The book talks about approaching teaching science in the same way that we approach research in science. I have not had any real training in teaching (or parenting!), but have had a lot of training as a scientific researcher, so it makes sense to make use of that training to help me in teaching and parenting. Also, as the book points out, teaching science should be done in the same way that we approach science – completely separating the two will never help our students learn what science is all about. Science is about being curious, exploring the world, and solving problems – these are all things that I hope are important to my daughter as she grows, whatever other things she ends up doing.
So how DO I approach my scientific research?
Curiosity is important. I need to want to know the answers and be interested in exploring new ideas. Experiments rarely work the way you expect and a desire to follow the experiment where it takes you is essential to making progress in science. This is easy for babies – they are naturally incredibly curious. Encouraging this in my students is sometimes more challenging, but helps make the class more interesting and engaging for everyone involved.
I start my research by clearly defining my goal or the problem I would like to solve. In my lab, this usually involves using lasers to make a better, more accurate microscope for looking at fiber optic circuits (the optical wires used to send information along the internet so you can read this blog). In teaching, this means deciding what skills and information I want my students to have when they leave my class. In parenting, this can range from helping my daughter learn how to sit up or fall asleep on her own to figuring out why she is so fussy and always spits up after eating.

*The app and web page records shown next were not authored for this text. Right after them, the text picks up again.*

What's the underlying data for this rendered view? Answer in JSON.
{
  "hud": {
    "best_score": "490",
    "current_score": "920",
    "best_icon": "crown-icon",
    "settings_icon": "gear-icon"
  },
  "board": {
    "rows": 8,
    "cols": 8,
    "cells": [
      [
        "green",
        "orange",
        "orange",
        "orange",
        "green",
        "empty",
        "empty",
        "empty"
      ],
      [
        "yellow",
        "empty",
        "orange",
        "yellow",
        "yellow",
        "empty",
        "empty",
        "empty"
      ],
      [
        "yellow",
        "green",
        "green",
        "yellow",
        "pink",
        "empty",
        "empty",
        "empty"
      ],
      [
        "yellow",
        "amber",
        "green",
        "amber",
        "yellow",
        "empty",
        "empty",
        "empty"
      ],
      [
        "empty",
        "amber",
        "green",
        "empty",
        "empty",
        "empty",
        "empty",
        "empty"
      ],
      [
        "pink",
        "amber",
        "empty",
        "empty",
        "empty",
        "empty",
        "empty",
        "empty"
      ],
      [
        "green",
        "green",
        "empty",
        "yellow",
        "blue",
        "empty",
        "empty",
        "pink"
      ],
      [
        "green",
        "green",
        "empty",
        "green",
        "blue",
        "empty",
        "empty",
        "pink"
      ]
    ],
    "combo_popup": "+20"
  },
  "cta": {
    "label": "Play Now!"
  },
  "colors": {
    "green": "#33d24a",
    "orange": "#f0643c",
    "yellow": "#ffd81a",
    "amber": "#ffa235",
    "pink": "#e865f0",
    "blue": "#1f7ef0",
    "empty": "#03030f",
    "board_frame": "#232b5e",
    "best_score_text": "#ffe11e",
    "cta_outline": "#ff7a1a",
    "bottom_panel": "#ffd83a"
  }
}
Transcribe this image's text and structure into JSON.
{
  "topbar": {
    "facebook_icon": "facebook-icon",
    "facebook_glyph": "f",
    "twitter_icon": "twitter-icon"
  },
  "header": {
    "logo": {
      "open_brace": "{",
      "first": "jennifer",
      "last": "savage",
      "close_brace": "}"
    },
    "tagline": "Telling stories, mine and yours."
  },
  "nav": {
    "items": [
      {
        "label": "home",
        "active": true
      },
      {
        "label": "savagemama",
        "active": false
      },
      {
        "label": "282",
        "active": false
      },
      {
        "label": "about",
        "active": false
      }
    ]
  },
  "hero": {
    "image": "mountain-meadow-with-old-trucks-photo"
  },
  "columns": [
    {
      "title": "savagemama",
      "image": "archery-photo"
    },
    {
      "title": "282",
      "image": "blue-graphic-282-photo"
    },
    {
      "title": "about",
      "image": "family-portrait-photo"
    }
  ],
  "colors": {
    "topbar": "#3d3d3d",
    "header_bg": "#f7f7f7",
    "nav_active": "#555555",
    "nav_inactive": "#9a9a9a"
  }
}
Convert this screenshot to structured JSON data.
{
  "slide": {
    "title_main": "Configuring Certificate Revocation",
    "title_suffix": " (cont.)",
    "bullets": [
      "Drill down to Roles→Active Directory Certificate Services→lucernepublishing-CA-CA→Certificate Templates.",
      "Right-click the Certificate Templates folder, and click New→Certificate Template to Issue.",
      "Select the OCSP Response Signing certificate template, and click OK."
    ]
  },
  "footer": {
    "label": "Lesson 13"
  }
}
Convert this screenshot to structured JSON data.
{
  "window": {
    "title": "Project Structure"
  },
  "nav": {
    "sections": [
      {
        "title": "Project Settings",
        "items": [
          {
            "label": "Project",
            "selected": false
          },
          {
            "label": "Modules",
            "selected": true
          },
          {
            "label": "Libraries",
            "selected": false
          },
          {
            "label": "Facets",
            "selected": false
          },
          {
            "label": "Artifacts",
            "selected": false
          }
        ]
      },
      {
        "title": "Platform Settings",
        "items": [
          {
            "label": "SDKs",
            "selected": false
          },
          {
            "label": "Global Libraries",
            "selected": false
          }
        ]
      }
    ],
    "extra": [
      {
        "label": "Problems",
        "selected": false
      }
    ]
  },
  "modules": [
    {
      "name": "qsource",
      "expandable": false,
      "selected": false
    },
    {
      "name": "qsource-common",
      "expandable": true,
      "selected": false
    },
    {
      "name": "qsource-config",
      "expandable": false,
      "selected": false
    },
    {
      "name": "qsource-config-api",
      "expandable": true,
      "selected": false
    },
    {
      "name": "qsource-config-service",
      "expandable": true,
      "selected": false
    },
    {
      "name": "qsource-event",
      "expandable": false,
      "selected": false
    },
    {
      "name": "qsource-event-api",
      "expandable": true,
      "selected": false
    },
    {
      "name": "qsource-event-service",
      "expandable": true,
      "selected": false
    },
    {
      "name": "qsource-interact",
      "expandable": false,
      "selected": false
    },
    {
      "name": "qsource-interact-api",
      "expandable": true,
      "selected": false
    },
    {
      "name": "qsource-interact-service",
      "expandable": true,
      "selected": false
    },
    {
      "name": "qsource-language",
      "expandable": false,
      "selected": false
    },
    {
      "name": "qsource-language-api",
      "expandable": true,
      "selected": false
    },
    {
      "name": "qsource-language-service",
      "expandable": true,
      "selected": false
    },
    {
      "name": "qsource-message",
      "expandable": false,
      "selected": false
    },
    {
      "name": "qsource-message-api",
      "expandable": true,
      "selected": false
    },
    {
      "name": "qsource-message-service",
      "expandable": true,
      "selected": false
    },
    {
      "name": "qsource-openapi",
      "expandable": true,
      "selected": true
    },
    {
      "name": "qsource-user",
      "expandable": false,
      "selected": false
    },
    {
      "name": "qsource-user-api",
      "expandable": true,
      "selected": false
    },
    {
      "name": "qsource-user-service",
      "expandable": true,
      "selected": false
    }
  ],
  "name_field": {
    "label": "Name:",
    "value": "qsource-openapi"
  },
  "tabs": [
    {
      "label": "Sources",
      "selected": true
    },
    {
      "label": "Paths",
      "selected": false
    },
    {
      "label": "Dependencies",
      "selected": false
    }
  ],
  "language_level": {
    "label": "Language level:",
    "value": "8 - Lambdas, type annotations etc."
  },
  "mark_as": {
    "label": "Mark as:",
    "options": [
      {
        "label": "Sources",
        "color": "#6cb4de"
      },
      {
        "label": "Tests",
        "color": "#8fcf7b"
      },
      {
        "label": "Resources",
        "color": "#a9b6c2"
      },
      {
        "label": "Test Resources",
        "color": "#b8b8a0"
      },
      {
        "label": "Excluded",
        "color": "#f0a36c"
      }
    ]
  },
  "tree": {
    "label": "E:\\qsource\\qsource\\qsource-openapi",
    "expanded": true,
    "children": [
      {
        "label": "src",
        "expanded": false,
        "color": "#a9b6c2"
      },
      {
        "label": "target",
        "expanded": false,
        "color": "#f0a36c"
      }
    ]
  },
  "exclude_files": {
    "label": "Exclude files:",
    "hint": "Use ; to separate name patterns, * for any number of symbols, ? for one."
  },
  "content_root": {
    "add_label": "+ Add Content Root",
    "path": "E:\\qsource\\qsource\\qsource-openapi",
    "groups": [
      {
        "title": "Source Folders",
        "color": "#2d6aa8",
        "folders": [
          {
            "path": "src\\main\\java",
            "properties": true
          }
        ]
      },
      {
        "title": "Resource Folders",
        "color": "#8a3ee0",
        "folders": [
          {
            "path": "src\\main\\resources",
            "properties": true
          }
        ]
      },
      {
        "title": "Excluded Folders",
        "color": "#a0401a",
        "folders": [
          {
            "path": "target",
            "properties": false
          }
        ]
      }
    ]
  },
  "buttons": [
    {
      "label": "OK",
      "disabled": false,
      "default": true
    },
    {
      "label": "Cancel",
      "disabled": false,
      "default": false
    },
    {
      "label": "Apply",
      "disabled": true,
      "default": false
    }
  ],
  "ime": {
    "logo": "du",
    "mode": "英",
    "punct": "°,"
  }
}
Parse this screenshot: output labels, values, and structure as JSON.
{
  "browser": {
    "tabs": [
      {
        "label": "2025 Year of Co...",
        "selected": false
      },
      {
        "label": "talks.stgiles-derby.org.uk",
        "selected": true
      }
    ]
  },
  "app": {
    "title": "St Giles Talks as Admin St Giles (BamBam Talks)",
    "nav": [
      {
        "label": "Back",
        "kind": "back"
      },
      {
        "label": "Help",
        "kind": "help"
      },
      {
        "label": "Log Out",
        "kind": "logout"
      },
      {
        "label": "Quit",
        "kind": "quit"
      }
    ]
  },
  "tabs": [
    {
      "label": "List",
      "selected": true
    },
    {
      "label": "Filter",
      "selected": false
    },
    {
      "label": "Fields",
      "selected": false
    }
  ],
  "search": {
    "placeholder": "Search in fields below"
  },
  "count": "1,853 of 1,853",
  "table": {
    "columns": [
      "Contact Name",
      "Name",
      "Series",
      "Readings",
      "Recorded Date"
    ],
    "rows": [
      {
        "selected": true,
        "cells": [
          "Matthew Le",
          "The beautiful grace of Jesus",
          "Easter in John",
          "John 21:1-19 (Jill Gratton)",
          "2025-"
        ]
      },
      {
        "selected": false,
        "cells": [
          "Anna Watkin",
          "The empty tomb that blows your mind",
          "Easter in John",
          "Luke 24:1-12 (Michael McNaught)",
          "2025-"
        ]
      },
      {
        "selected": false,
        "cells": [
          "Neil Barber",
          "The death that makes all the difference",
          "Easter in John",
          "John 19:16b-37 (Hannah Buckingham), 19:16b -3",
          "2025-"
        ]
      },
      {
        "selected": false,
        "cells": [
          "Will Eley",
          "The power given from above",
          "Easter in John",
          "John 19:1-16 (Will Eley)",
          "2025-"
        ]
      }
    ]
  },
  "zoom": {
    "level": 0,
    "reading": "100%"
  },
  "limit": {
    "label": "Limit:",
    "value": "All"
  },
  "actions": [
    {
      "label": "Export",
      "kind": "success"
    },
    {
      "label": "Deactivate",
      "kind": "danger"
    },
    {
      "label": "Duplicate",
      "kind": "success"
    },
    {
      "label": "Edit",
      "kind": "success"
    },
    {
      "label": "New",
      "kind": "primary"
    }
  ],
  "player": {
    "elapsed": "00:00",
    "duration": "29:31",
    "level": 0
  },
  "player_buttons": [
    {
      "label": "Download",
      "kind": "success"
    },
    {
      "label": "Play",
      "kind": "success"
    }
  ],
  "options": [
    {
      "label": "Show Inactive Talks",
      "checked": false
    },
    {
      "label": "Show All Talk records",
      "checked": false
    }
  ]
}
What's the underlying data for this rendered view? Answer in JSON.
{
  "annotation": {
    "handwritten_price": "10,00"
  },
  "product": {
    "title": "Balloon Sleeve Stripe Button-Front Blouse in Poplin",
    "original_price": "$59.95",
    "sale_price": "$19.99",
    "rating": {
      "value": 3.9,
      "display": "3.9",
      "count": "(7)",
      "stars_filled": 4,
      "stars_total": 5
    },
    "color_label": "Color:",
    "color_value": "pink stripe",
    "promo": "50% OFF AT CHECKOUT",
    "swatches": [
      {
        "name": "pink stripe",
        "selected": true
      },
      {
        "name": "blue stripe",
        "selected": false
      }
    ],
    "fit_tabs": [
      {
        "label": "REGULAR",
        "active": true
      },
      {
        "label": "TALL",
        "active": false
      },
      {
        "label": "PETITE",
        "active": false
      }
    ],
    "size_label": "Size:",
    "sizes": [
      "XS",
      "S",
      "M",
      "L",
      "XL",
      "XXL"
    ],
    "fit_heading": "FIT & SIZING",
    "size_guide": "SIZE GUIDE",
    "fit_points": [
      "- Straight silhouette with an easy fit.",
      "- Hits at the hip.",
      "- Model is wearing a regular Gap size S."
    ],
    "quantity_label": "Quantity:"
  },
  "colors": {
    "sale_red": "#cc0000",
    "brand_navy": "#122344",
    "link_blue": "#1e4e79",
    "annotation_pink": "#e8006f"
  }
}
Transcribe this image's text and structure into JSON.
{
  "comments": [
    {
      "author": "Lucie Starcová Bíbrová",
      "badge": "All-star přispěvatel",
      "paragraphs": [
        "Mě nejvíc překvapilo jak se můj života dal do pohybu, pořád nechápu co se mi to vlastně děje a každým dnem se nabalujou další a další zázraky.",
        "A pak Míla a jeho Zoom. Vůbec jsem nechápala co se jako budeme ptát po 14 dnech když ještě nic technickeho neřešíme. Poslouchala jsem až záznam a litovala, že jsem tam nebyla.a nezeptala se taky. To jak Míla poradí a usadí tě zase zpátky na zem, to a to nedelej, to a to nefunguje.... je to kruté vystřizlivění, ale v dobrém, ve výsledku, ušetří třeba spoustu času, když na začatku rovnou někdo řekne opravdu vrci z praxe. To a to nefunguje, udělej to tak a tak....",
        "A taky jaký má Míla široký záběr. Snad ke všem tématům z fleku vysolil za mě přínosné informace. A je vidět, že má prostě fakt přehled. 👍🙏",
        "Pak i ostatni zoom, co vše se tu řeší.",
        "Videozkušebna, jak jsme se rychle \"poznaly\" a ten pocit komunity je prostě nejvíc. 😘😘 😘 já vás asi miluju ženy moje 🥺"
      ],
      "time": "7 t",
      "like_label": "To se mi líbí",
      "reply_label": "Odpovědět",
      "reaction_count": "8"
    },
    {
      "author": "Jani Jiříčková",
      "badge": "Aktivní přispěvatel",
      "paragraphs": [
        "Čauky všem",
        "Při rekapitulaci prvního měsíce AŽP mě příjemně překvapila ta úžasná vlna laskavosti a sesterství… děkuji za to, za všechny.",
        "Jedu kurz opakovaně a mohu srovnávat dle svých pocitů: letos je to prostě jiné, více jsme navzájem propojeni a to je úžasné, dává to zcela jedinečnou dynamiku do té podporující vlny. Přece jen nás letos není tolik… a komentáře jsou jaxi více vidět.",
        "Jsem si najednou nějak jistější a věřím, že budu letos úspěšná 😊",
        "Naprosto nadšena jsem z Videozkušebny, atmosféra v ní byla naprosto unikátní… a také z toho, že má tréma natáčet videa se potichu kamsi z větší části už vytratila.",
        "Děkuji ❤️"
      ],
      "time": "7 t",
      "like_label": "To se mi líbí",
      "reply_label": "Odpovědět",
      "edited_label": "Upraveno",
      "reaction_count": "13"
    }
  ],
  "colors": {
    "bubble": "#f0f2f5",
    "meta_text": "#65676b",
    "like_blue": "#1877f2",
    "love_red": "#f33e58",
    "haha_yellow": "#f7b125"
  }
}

The next step, which is one that is often overlooked, is determining how I will measure my success – how will I know if I succeeded? This was one of the most difficult issues in my research since I was measuring a completely unknown object – how do I know if my measurements are accurate? How do I know that my students have learned the Physics and problem solving skills that I wanted them to learn and that they have not just blindly memorized some facts and answers to certain problems? My daughter sleeping better on her own seems like an obvious indicator that I was successful in that, but how do I know what things make my daughter a fussy eater when there are so many factors that may affect her behavior? Success may seem clear in those cases, but if I do not understand what caused the success, then I cannot be sure she will remain happy (and sleeping well).
Once I have a goal and a method of measurement, I still need to figure out how to achieve that goal. I start with what I already know and use that information to design a set of experiments to learn more about the problem so that I can come up with a solution. For examples, I can give my students a pretest to see what they already know and then try different types of teaching methods and see how each affect their performance. I can alter my diet (since I am breastfeeding) to see what foods in my diet make my daughter upset. In scientific experiments, this is the part I find the most fun – the troubleshooting. It’s a lot like detective work (which is why all those crime shows on television really focus on the cool science behind solving crimes). It can also be incredibly frustrating since most things you try do not work. And if you really want to solve a problem, you need to slowly, systematically try many different approaches.
This sounds like a good, rational approach to parenting, but it is easier said than done. The consequence of not finding a solution fast enough with my daughter is lack of sleep and a very unhappy, screaming baby. Using a more systematic, calm approach will still likely result in a solution faster, but it is hard to be calm and methodical when my baby is upset (and while I am so sleep deprived). I do try to approach each new challenge in teaching and parenting with a scientific mind when I am well rested enough to think of it!
I am looking forward to finding more time to read this book on Scientific Teaching – both to improve my teaching of Physics and also to help give me ideas on approaches with my daughter. Much of parenting is teaching, after all, and she still has a lot of exciting things to learn.